## Task details
When the string "description" occurs in a line of the listing below, return that line.

··· Data shown ···

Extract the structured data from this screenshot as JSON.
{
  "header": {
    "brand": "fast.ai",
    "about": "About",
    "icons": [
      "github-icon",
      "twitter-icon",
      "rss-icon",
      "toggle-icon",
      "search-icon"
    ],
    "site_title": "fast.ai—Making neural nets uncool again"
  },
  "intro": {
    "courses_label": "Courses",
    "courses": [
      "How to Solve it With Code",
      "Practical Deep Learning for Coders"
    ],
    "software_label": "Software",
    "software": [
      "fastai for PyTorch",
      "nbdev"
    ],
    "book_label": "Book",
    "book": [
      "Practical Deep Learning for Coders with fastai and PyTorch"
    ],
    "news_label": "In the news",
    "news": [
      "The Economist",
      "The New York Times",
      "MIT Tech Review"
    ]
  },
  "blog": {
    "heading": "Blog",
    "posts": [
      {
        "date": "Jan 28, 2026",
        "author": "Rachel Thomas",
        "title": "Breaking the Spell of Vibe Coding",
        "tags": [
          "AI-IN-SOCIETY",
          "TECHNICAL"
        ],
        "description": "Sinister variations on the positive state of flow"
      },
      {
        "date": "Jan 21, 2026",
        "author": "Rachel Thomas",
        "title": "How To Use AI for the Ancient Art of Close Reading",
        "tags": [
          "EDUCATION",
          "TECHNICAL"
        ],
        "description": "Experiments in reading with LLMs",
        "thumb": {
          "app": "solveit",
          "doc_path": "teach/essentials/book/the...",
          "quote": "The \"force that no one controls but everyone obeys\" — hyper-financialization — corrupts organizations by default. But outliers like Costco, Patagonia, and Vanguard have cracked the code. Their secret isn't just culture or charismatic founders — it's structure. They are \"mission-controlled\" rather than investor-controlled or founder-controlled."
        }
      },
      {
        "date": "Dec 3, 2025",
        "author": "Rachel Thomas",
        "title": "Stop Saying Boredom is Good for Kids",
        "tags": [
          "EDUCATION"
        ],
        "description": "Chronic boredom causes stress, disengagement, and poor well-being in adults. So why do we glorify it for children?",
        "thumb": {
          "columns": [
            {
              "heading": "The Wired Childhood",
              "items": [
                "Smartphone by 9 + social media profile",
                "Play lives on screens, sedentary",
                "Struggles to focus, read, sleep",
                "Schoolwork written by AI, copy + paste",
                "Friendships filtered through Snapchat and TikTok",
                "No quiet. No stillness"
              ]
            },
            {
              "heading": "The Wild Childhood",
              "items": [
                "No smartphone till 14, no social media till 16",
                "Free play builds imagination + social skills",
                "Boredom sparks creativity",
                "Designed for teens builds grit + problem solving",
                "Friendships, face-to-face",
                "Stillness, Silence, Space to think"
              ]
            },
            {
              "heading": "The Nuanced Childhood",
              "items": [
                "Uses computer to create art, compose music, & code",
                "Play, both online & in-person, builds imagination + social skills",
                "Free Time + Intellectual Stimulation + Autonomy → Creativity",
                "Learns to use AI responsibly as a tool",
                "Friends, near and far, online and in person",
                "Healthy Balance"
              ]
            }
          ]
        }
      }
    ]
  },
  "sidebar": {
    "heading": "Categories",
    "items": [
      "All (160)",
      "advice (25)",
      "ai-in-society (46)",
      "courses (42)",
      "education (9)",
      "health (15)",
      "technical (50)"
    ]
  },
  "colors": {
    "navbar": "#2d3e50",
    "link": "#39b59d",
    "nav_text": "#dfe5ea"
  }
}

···

## Completed task
        "description": "Sinister variations on the positive state of flow"
        "description": "Experiments in reading with LLMs",
        "description": "Chronic boredom causes stress, disengagement, and poor well-being in adults. So why do we glorify it for children?",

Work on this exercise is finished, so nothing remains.